Records to use: Begin
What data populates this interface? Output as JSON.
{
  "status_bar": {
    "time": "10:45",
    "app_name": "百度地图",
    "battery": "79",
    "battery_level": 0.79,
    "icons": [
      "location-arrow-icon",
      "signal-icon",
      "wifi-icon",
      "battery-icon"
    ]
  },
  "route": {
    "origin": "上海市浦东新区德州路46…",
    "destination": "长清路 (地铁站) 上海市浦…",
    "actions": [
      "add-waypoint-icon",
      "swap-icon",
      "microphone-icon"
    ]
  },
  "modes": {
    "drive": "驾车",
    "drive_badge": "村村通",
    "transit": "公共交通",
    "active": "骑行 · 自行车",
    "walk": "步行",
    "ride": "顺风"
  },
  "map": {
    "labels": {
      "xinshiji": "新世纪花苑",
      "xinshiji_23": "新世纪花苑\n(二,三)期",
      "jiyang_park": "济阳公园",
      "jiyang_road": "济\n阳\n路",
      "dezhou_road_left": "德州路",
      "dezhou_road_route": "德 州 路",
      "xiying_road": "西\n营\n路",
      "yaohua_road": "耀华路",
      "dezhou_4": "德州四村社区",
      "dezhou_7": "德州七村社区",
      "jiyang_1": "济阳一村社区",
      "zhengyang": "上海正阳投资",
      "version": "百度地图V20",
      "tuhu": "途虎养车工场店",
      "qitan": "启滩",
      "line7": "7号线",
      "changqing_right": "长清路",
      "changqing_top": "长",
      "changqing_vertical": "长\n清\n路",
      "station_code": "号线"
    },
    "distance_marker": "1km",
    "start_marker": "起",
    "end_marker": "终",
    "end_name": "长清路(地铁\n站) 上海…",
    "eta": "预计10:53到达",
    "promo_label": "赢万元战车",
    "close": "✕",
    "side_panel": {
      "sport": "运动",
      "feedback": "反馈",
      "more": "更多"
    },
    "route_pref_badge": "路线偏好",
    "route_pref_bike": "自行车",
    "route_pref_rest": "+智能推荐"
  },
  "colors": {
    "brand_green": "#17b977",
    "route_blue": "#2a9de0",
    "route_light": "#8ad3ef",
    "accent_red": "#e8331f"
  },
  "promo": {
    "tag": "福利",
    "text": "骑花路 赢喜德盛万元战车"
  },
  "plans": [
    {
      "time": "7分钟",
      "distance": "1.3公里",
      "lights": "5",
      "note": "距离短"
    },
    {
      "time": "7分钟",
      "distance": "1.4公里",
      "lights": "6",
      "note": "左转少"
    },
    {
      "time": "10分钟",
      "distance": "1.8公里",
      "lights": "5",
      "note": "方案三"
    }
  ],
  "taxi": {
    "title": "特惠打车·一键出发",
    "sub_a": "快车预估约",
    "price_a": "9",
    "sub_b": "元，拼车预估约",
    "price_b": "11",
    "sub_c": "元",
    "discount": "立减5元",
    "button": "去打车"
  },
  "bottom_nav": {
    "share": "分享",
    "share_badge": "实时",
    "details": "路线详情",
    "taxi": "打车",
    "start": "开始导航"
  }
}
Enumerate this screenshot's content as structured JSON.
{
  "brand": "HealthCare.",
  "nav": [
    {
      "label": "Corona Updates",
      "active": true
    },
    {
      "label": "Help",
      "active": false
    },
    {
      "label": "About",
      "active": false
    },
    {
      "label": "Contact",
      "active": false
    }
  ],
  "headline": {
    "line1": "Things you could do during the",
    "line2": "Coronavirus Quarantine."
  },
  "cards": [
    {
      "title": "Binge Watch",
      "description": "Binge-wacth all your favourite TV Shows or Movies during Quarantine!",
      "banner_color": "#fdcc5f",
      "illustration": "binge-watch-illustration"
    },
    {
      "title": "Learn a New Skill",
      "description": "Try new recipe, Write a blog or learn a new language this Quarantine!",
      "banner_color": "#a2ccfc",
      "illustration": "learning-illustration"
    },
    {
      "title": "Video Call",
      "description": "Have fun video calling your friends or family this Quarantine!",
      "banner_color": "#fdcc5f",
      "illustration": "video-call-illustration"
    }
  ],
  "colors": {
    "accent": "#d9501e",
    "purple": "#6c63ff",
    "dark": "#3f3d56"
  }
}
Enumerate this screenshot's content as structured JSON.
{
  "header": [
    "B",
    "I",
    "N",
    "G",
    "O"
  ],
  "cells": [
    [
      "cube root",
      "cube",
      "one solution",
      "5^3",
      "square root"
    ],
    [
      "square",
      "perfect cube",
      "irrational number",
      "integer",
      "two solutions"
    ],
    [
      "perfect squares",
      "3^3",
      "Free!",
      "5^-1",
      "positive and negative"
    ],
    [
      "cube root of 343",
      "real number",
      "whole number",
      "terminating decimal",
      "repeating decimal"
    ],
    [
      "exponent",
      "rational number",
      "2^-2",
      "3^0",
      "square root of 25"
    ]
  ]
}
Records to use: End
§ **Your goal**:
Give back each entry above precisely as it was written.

§ **Reply to the exercise**:
What data populates this interface? Output as JSON.
{
  "status_bar": {
    "time": "10:45",
    "app_name": "百度地图",
    "battery": "79",
    "battery_level": 0.79,
    "icons": [
      "location-arrow-icon",
      "signal-icon",
      "wifi-icon",
      "battery-icon"
    ]
  },
  "route": {
    "origin": "上海市浦东新区德州路46…",
    "destination": "长清路 (地铁站) 上海市浦…",
    "actions": [
      "add-waypoint-icon",
      "swap-icon",
      "microphone-icon"
    ]
  },
  "modes": {
    "drive": "驾车",
    "drive_badge": "村村通",
    "transit": "公共交通",
    "active": "骑行 · 自行车",
    "walk": "步行",
    "ride": "顺风"
  },
  "map": {
    "labels": {
      "xinshiji": "新世纪花苑",
      "xinshiji_23": "新世纪花苑\n(二,三)期",
      "jiyang_park": "济阳公园",
      "jiyang_road": "济\n阳\n路",
      "dezhou_road_left": "德州路",
      "dezhou_road_route": "德 州 路",
      "xiying_road": "西\n营\n路",
      "yaohua_road": "耀华路",
      "dezhou_4": "德州四村社区",
      "dezhou_7": "德州七村社区",
      "jiyang_1": "济阳一村社区",
      "zhengyang": "上海正阳投资",
      "version": "百度地图V20",
      "tuhu": "途虎养车工场店",
      "qitan": "启滩",
      "line7": "7号线",
      "changqing_right": "长清路",
      "changqing_top": "长",
      "changqing_vertical": "长\n清\n路",
      "station_code": "号线"
    },
    "distance_marker": "1km",
    "start_marker": "起",
    "end_marker": "终",
    "end_name": "长清路(地铁\n站) 上海…",
    "eta": "预计10:53到达",
    "promo_label": "赢万元战车",
    "close": "✕",
    "side_panel": {
      "sport": "运动",
      "feedback": "反馈",
      "more": "更多"
    },
    "route_pref_badge": "路线偏好",
    "route_pref_bike": "自行车",
    "route_pref_rest": "+智能推荐"
  },
  "colors": {
    "brand_green": "#17b977",
    "route_blue": "#2a9de0",
    "route_light": "#8ad3ef",
    "accent_red": "#e8331f"
  },
  "promo": {
    "tag": "福利",
    "text": "骑花路 赢喜德盛万元战车"
  },
  "plans": [
    {
      "time": "7分钟",
      "distance": "1.3公里",
      "lights": "5",
      "note": "距离短"
    },
    {
      "time": "7分钟",
      "distance": "1.4公里",
      "lights": "6",
      "note": "左转少"
    },
    {
      "time": "10分钟",
      "distance": "1.8公里",
      "lights": "5",
      "note": "方案三"
    }
  ],
  "taxi": {
    "title": "特惠打车·一键出发",
    "sub_a": "快车预估约",
    "price_a": "9",
    "sub_b": "元，拼车预估约",
    "price_b": "11",
    "sub_c": "元",
    "discount": "立减5元",
    "button": "去打车"
  },
  "bottom_nav": {
    "share": "分享",
    "share_badge": "实时",
    "details": "路线详情",
    "taxi": "打车",
    "start": "开始导航"
  }
}
Enumerate this screenshot's content as structured JSON.
{
  "brand": "HealthCare.",
  "nav": [
    {
      "label": "Corona Updates",
      "active": true
    },
    {
      "label": "Help",
      "active": false
    },
    {
      "label": "About",
      "active": false
    },
    {
      "label": "Contact",
      "active": false
    }
  ],
  "headline": {
    "line1": "Things you could do during the",
    "line2": "Coronavirus Quarantine."
  },
  "cards": [
    {
      "title": "Binge Watch",
      "description": "Binge-wacth all your favourite TV Shows or Movies during Quarantine!",
      "banner_color": "#fdcc5f",
      "illustration": "binge-watch-illustration"
    },
    {
      "title": "Learn a New Skill",
      "description": "Try new recipe, Write a blog or learn a new language this Quarantine!",
      "banner_color": "#a2ccfc",
      "illustration": "learning-illustration"
    },
    {
      "title": "Video Call",
      "description": "Have fun video calling your friends or family this Quarantine!",
      "banner_color": "#fdcc5f",
      "illustration": "video-call-illustration"
    }
  ],
  "colors": {
    "accent": "#d9501e",
    "purple": "#6c63ff",
    "dark": "#3f3d56"
  }
}
Enumerate this screenshot's content as structured JSON.
{
  "header": [
    "B",
    "I",
    "N",
    "G",
    "O"
  ],
  "cells": [
    [
      "cube root",
      "cube",
      "one solution",
      "5^3",
      "square root"
    ],
    [
      "square",
      "perfect cube",
      "irrational number",
      "integer",
      "two solutions"
    ],
    [
      "perfect squares",
      "3^3",
      "Free!",
      "5^-1",
      "positive and negative"
    ],
    [
      "cube root of 343",
      "real number",
      "whole number",
      "terminating decimal",
      "repeating decimal"
    ],
    [
      "exponent",
      "rational number",
      "2^-2",
      "3^0",
      "square root of 25"
    ]
  ]
}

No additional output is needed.